INSTRUCTIONS TO FOLLOW :: This task calls for copying every line in the data below that contains the word "JSON".

[Stored data entries]
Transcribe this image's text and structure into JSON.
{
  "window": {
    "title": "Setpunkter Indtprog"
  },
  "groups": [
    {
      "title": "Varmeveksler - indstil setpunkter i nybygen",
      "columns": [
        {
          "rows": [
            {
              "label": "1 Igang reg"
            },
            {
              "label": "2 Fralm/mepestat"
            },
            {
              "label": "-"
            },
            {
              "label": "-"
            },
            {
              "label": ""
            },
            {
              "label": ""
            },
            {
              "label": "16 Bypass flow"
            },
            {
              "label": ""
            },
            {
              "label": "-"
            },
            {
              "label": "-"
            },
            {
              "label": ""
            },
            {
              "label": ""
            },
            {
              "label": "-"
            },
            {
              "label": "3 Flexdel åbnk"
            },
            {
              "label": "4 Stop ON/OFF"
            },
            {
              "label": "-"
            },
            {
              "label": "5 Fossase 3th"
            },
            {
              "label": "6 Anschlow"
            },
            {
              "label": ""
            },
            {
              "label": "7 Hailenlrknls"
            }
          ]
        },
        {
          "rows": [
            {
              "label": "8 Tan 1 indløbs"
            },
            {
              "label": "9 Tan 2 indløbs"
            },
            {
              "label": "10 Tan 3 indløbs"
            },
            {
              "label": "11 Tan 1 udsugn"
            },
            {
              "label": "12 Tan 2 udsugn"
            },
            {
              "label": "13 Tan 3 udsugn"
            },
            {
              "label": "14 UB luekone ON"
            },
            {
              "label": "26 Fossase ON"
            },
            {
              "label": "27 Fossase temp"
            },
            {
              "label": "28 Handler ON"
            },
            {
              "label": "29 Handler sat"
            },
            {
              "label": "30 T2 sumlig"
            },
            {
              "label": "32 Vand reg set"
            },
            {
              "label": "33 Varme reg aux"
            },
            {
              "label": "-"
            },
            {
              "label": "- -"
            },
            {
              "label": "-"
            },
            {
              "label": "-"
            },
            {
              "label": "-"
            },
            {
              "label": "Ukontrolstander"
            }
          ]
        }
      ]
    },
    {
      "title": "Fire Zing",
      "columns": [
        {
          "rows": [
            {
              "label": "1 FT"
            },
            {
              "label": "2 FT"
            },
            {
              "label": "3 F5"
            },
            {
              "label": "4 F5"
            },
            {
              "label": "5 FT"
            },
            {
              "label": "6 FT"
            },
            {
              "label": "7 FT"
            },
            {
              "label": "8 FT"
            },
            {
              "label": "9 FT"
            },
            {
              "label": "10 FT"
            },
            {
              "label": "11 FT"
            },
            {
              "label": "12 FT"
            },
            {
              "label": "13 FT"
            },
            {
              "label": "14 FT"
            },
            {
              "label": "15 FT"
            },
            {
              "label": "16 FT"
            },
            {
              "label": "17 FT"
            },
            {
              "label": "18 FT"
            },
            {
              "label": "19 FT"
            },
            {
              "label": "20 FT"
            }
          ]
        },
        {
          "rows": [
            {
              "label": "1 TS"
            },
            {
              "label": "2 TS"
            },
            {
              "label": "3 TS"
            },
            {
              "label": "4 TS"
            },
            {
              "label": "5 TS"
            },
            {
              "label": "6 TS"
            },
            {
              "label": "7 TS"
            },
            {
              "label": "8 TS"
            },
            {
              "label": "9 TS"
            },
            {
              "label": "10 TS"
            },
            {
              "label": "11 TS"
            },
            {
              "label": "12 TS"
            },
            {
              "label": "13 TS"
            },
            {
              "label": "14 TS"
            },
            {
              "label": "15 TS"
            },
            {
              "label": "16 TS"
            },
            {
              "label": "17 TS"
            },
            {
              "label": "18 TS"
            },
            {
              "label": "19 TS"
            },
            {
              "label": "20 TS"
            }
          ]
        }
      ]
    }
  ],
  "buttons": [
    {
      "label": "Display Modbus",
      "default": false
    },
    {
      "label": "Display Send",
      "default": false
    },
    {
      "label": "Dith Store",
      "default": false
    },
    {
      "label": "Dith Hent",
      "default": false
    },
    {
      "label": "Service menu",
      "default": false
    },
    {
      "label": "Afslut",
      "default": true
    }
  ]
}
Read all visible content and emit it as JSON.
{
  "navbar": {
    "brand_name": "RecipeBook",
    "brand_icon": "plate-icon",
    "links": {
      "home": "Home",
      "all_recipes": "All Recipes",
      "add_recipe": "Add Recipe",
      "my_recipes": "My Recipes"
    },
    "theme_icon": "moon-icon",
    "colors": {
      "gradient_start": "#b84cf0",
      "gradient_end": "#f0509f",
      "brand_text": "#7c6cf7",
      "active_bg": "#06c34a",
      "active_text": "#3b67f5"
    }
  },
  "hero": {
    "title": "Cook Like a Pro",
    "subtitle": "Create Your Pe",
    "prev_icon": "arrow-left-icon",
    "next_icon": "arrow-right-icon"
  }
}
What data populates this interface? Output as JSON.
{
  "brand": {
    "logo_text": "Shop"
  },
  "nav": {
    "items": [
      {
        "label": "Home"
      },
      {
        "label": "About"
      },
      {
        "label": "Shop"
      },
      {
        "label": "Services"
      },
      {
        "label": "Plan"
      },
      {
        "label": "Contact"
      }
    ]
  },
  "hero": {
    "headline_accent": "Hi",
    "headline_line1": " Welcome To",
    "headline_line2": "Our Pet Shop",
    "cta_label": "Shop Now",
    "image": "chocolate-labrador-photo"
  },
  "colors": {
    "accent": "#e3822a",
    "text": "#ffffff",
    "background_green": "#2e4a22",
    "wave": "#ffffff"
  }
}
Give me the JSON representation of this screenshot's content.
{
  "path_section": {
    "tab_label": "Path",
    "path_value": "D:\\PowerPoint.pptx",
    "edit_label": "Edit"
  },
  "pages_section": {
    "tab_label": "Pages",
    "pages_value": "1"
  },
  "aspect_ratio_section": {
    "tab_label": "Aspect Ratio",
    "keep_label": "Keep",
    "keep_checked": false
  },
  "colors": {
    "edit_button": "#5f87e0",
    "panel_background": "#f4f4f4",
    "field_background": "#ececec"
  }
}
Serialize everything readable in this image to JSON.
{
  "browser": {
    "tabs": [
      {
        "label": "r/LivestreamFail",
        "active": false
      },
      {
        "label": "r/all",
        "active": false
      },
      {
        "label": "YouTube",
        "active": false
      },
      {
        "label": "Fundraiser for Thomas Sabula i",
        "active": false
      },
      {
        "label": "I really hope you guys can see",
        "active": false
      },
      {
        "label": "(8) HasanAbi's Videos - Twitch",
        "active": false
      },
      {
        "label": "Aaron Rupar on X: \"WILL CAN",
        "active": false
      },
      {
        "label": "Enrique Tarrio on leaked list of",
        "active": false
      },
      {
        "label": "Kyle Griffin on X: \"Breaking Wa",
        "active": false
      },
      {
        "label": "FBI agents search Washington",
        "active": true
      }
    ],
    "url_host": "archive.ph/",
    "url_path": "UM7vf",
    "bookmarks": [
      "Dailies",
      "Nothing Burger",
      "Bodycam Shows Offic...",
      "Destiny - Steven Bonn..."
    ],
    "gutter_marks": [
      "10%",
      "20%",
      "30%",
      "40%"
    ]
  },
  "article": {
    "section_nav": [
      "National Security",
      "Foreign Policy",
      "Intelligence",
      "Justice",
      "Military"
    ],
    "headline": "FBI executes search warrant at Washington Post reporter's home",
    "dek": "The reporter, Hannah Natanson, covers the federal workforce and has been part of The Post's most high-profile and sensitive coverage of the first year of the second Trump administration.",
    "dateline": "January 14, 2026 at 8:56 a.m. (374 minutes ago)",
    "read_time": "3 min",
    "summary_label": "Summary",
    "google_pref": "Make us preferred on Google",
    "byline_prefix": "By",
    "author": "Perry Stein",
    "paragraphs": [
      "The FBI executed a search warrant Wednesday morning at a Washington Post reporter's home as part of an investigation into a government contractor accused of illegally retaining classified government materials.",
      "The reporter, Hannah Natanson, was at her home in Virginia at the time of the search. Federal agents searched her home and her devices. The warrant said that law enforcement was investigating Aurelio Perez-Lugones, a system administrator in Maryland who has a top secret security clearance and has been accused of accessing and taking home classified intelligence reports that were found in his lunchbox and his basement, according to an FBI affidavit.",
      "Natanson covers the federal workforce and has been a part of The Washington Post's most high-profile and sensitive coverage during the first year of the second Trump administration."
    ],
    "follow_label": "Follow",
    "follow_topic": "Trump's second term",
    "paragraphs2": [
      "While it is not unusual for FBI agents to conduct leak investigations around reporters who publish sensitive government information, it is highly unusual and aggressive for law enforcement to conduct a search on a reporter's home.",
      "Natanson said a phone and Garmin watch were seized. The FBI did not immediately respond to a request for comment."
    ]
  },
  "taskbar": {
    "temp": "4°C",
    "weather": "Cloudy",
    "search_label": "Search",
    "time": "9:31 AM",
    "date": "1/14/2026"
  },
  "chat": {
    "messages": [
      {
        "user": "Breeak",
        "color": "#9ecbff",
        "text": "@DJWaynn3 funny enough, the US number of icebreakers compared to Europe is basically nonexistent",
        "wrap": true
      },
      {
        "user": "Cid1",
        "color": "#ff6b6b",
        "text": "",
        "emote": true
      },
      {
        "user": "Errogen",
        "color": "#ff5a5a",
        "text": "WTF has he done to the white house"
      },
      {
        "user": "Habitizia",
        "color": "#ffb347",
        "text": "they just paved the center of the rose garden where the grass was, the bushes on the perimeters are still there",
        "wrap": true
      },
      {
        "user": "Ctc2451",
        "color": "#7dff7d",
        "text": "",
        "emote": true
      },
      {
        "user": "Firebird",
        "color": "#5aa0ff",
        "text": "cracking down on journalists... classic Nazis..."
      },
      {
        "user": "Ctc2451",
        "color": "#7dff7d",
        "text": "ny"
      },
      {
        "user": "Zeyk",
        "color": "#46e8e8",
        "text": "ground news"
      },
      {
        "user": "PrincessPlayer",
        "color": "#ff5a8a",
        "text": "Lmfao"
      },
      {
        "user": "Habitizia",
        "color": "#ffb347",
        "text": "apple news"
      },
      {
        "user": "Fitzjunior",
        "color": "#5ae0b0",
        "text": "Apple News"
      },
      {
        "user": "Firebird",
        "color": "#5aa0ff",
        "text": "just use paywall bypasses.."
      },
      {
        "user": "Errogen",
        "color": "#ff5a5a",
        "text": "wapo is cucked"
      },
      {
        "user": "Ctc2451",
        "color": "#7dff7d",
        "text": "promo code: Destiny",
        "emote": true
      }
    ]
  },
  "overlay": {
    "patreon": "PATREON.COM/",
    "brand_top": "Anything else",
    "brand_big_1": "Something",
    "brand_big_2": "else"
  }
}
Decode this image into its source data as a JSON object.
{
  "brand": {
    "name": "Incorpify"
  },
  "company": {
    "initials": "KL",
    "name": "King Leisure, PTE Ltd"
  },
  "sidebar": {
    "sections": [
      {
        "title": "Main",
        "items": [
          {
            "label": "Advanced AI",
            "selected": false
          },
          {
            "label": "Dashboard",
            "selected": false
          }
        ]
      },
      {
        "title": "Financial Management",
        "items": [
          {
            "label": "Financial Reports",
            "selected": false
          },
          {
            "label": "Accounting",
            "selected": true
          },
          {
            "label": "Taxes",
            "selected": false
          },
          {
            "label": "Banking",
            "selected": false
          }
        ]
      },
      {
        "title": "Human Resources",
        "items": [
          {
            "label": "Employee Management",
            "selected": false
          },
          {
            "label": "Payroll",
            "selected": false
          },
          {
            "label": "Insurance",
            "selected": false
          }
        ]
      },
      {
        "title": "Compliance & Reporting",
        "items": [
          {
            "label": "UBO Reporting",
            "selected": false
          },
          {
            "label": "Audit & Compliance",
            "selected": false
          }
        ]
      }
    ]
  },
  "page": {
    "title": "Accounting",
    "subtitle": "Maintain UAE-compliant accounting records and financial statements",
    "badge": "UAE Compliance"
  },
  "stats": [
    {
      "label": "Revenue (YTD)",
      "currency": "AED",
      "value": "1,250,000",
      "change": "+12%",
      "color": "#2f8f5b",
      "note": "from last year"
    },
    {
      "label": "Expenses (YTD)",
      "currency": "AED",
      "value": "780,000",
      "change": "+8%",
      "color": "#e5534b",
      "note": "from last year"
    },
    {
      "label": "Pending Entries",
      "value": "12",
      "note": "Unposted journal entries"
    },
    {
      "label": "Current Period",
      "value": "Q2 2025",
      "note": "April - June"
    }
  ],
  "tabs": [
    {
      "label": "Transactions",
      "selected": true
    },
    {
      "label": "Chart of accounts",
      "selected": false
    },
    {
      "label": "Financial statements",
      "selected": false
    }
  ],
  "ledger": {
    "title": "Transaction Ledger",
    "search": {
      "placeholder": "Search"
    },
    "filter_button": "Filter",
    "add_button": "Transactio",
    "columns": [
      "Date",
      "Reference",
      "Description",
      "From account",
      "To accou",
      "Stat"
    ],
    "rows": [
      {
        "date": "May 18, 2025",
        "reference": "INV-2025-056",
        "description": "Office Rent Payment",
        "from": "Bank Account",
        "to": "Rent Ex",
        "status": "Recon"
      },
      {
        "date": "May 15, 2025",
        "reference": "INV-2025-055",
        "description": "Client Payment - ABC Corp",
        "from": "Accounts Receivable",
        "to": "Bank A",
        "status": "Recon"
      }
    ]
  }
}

EXERCISE SOLUTION ::
Transcribe this image's text and structure into JSON.
Read all visible content and emit it as JSON.
What data populates this interface? Output as JSON.
Give me the JSON representation of this screenshot's content.
Serialize everything readable in this image to JSON.
Decode this image into its source data as a JSON object.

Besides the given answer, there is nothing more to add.